  • 20-year survival rates for single crowns on vital teeth or teeth with posts and cores
  • Three-unit tooth-supported FPDs with vital abutments vs. one non-vital abutment with a post and core
  • Tooth-supported cantilever FPDs with vital abutments or non-vital abutments with post and cores
  • Four or more unit tooth-supported FPDs with vital abutments, vs. with one non-vital abutment

As in previous articles, I have color-coded the results. For single crowns at 20 years, whether the tooth was vital or had endo and a post and core, the success rates for either situation were not statistically different, both being near 80 percent. For three-unit FPDs, however, the success rate at 20 years was dramatically effected by the presence of one abutment having endo and a post and core, dropping from 83 percent for vital abutments to 60 percent if one abutment was non-vital and had a post and core.

The impact is equally significant for four or more unit FPDs or cantilever FPDs. Dropping from 77 percent for four or more unit FPDs with vital abutments to 56 percent with one non-vital abutment with a post and core, and from 73 percent for cantilever FPDs with vital abutments to 52 percent if there was one non-vital abutment.

This literature is significant to me in discussing implants vs FPDs to patients, as it provides evidence that allows us to inform them of the future risks of choosing an FPD if one of the abutments is non-vital and has a post and core.
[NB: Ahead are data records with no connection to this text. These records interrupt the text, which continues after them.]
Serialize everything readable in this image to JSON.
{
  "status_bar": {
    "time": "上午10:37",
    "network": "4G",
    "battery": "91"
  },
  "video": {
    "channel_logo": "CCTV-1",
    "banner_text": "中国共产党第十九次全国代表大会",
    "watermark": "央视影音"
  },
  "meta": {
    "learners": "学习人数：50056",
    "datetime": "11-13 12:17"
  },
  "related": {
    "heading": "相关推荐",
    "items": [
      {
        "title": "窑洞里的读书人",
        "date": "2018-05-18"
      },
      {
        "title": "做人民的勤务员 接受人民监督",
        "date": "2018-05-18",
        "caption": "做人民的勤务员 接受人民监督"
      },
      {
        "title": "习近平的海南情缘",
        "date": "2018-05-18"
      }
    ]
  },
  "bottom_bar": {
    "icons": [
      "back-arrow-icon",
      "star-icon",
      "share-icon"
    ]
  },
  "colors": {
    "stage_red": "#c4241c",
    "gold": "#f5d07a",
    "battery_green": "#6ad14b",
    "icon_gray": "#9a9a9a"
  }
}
The patient below is an example in which this literature was very helpful. He presented with an existing four-unit FPD from lateral incisor to lateral incisor, replacing the right central. In other words, the left central and lateral are used as double abutments.

At his initial exam, there was chipped porcelain on the left lateral incisal edge, and the left lateral had come loose and could easily be pumped up and down. In addition, a radiograph revealed the right lateral had endo and a large post and core.
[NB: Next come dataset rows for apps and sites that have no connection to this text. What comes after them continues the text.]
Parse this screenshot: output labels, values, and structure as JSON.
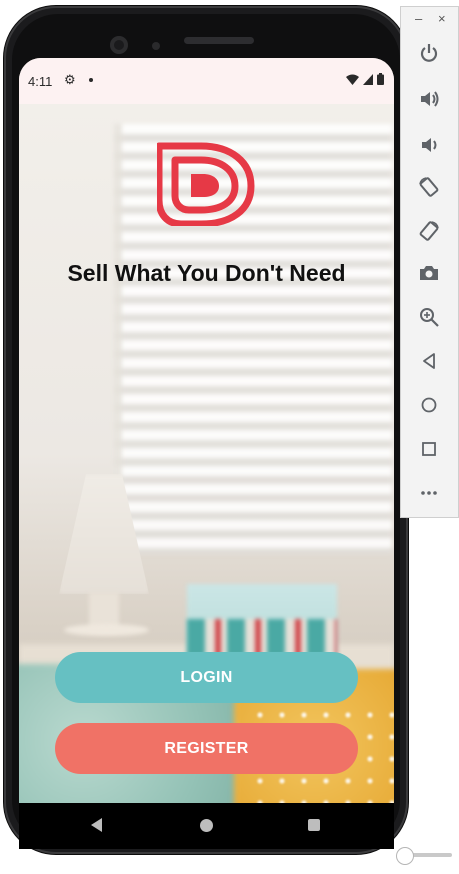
{
  "status_bar": {
    "time": "4:11"
  },
  "app": {
    "tagline": "Sell What You Don't Need",
    "login_label": "LOGIN",
    "register_label": "REGISTER",
    "logo_color": "#e63946",
    "login_color": "#66c0c2",
    "register_color": "#f07266"
  },
  "emulator": {
    "minimize_label": "–",
    "close_label": "×",
    "controls": [
      "power-icon",
      "volume-up-icon",
      "volume-down-icon",
      "rotate-left-icon",
      "rotate-right-icon",
      "camera-icon",
      "zoom-icon",
      "back-icon",
      "home-icon",
      "overview-icon",
      "more-icon"
    ]
  }
}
This patient had been presented an implant treatment plan by another dentist and refused it, knowing it would require bone and soft tissue grafting prior to implant placement (both an expensive and time-consuming course of treatment in his mind). He was adamant that he wanted a new FPD.
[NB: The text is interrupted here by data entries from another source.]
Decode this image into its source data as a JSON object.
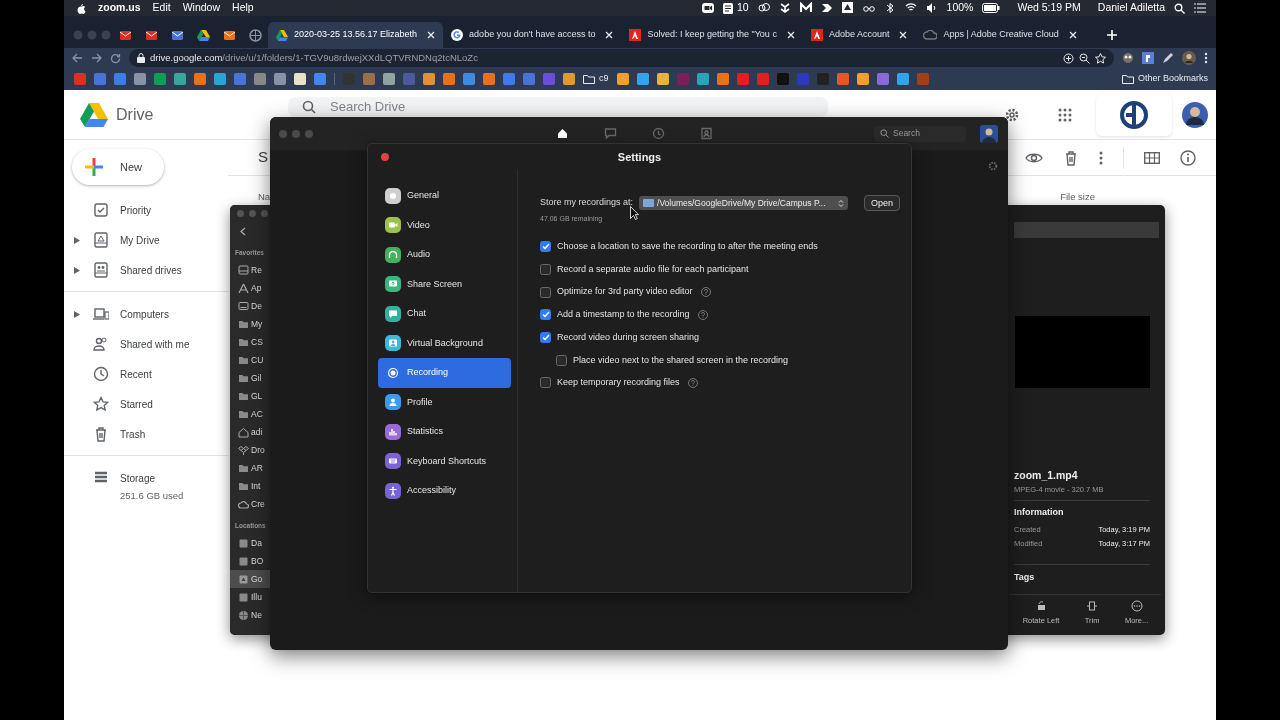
{
  "menu_bar": {
    "app": "zoom.us",
    "items": [
      "Edit",
      "Window",
      "Help"
    ],
    "notification_count": "10",
    "battery": "100%",
    "clock": "Wed 5:19 PM",
    "user": "Daniel Adiletta"
  },
  "browser": {
    "tabs": [
      {
        "label": "2020-03-25 13.56.17 Elizabeth",
        "kind": "drive",
        "selected": true
      },
      {
        "label": "adobe you don't have access to",
        "kind": "google",
        "selected": false
      },
      {
        "label": "Solved: I keep getting the \"You c",
        "kind": "adobe",
        "selected": false
      },
      {
        "label": "Adobe Account",
        "kind": "adobe",
        "selected": false
      },
      {
        "label": "Apps | Adobe Creative Cloud",
        "kind": "cc",
        "selected": false
      }
    ],
    "address_host": "drive.google.com",
    "address_path": "/drive/u/1/folders/1-TGV9u8rdwejXXdLQTVRNDNq2tcNLoZc",
    "bookmark_folder": "c9",
    "other_bookmarks": "Other Bookmarks"
  },
  "drive": {
    "brand": "Drive",
    "search_placeholder": "Search Drive",
    "new_button": "New",
    "nav_groups": [
      [
        {
          "label": "Priority",
          "kind": "priority"
        },
        {
          "label": "My Drive",
          "kind": "mydrive",
          "expanded": false
        },
        {
          "label": "Shared drives",
          "kind": "shareddrives",
          "expanded": false
        }
      ],
      [
        {
          "label": "Computers",
          "kind": "computers",
          "expanded": false
        },
        {
          "label": "Shared with me",
          "kind": "sharedwithme"
        },
        {
          "label": "Recent",
          "kind": "recent"
        },
        {
          "label": "Starred",
          "kind": "starred"
        },
        {
          "label": "Trash",
          "kind": "trash"
        }
      ]
    ],
    "storage_label": "Storage",
    "storage_used": "251.6 GB used",
    "folder_title": "S",
    "columns": [
      "Na",
      "File size"
    ]
  },
  "finder": {
    "favorites_heading": "Favorites",
    "favorites": [
      {
        "label": "Re",
        "kind": "recents",
        "selected": false
      },
      {
        "label": "Ap",
        "kind": "apps",
        "selected": false
      },
      {
        "label": "De",
        "kind": "desktop",
        "selected": false
      },
      {
        "label": "My",
        "kind": "folder",
        "selected": false
      },
      {
        "label": "CS",
        "kind": "folder",
        "selected": false
      },
      {
        "label": "CU",
        "kind": "folder",
        "selected": false
      },
      {
        "label": "Gil",
        "kind": "folder",
        "selected": false
      },
      {
        "label": "GL",
        "kind": "folder",
        "selected": false
      },
      {
        "label": "AC",
        "kind": "folder",
        "selected": false
      },
      {
        "label": "adi",
        "kind": "home",
        "selected": false
      },
      {
        "label": "Dro",
        "kind": "dropbox",
        "selected": false
      },
      {
        "label": "AR",
        "kind": "folder",
        "selected": false
      },
      {
        "label": "Int",
        "kind": "folder",
        "selected": false
      },
      {
        "label": "Cre",
        "kind": "cloud",
        "selected": false
      }
    ],
    "locations_heading": "Locations",
    "locations": [
      {
        "label": "Da",
        "kind": "disk",
        "selected": false
      },
      {
        "label": "BO",
        "kind": "disk",
        "selected": false
      },
      {
        "label": "Go",
        "kind": "drive",
        "selected": true
      },
      {
        "label": "Illu",
        "kind": "disk",
        "selected": false
      },
      {
        "label": "Ne",
        "kind": "network",
        "selected": false
      }
    ],
    "preview": {
      "file_name": "zoom_1.mp4",
      "file_info": "MPEG-4 movie - 320.7 MB",
      "info_heading": "Information",
      "rows": [
        {
          "label": "Created",
          "value": "Today, 3:19 PM"
        },
        {
          "label": "Modified",
          "value": "Today, 3:17 PM"
        }
      ],
      "tags_heading": "Tags",
      "actions": [
        {
          "label": "Rotate Left",
          "kind": "rotate"
        },
        {
          "label": "Trim",
          "kind": "trim"
        },
        {
          "label": "More...",
          "kind": "more"
        }
      ]
    }
  },
  "zoom": {
    "tabs": [
      {
        "kind": "home",
        "selected": true
      },
      {
        "kind": "chat",
        "selected": false
      },
      {
        "kind": "meetings",
        "selected": false
      },
      {
        "kind": "contacts",
        "selected": false
      }
    ],
    "search_placeholder": "Search"
  },
  "settings": {
    "title": "Settings",
    "nav": [
      {
        "label": "General",
        "kind": "general",
        "selected": false
      },
      {
        "label": "Video",
        "kind": "video",
        "selected": false
      },
      {
        "label": "Audio",
        "kind": "audio",
        "selected": false
      },
      {
        "label": "Share Screen",
        "kind": "share",
        "selected": false
      },
      {
        "label": "Chat",
        "kind": "chat",
        "selected": false
      },
      {
        "label": "Virtual Background",
        "kind": "background",
        "selected": false
      },
      {
        "label": "Recording",
        "kind": "recording",
        "selected": true
      },
      {
        "label": "Profile",
        "kind": "profile",
        "selected": false
      },
      {
        "label": "Statistics",
        "kind": "statistics",
        "selected": false
      },
      {
        "label": "Keyboard Shortcuts",
        "kind": "keyboard",
        "selected": false
      },
      {
        "label": "Accessibility",
        "kind": "accessibility",
        "selected": false
      }
    ],
    "store_label": "Store my recordings at:",
    "path": "/Volumes/GoogleDrive/My Drive/Campus P...",
    "open_button": "Open",
    "remaining": "47.06 GB remaining",
    "options": [
      {
        "label": "Choose a location to save the recording to after the meeting ends",
        "checked": true,
        "help": false
      },
      {
        "label": "Record a separate audio file for each participant",
        "checked": false,
        "help": false
      },
      {
        "label": "Optimize for 3rd party video editor",
        "checked": false,
        "help": true
      },
      {
        "label": "Add a timestamp to the recording",
        "checked": true,
        "help": true
      },
      {
        "label": "Record video during screen sharing",
        "checked": true,
        "help": false,
        "children": [
          {
            "label": "Place video next to the shared screen in the recording",
            "checked": false,
            "help": false
          }
        ]
      },
      {
        "label": "Keep temporary recording files",
        "checked": false,
        "help": true
      }
    ]
  }
}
My personal belief is that my role is never to select or dictate a patient’s treatment plan, but instead to provide the options that I think are acceptable and then present the pros and cons of each plan. For him, I presented a new FPD as one option, but used the literature to show him how much risk there is in redoing an FPD that has already failed with a new one on the lateral with a post and core. In addition, I presented the implant option, which in my opinion was far preferable. He wasn’t swayed by my proposal.

Realizing that, for either option, I needed to remove the existing FPD and make a provisional, I convinced him to let me do that. I could then further assess the right lateral condition, but also find out if the left lateral was actually un-cemented or if the prep was fractured. He agreed to let me remove the FPD and place the provisional, assuming we would move forward with a new FPD. Below are photos of his existing FPD pre-treatment and what I found after removal. Note how minimal the ferrule is on the right lateral.

I took the photos of the preps you see above and walked him through what I saw, emphasizing again the high risk of doing another FPD as opposed to the implant. Ultimately, he agreed to see a surgeon for a consultation of what was involved and what the cost was for the implant, and in the end chose to go through with the surgery and implant placement. In my opinion, this would have been a very high-risk case to simply redo the FPD.


Clin Oral Implants Res. 2007 Jun;18 Suppl 3:63-72. Ante's (1926) law revisited: a systematic review on survival rates and complications of fixed dental prostheses (FDPs) on severely reduced periodontal tissue support. Lulic M1, Bragger U, Lang NP, Zwahlen  M, Salvi GE.

(Click this link for more dentistry articles by Dr. Frank Spear.)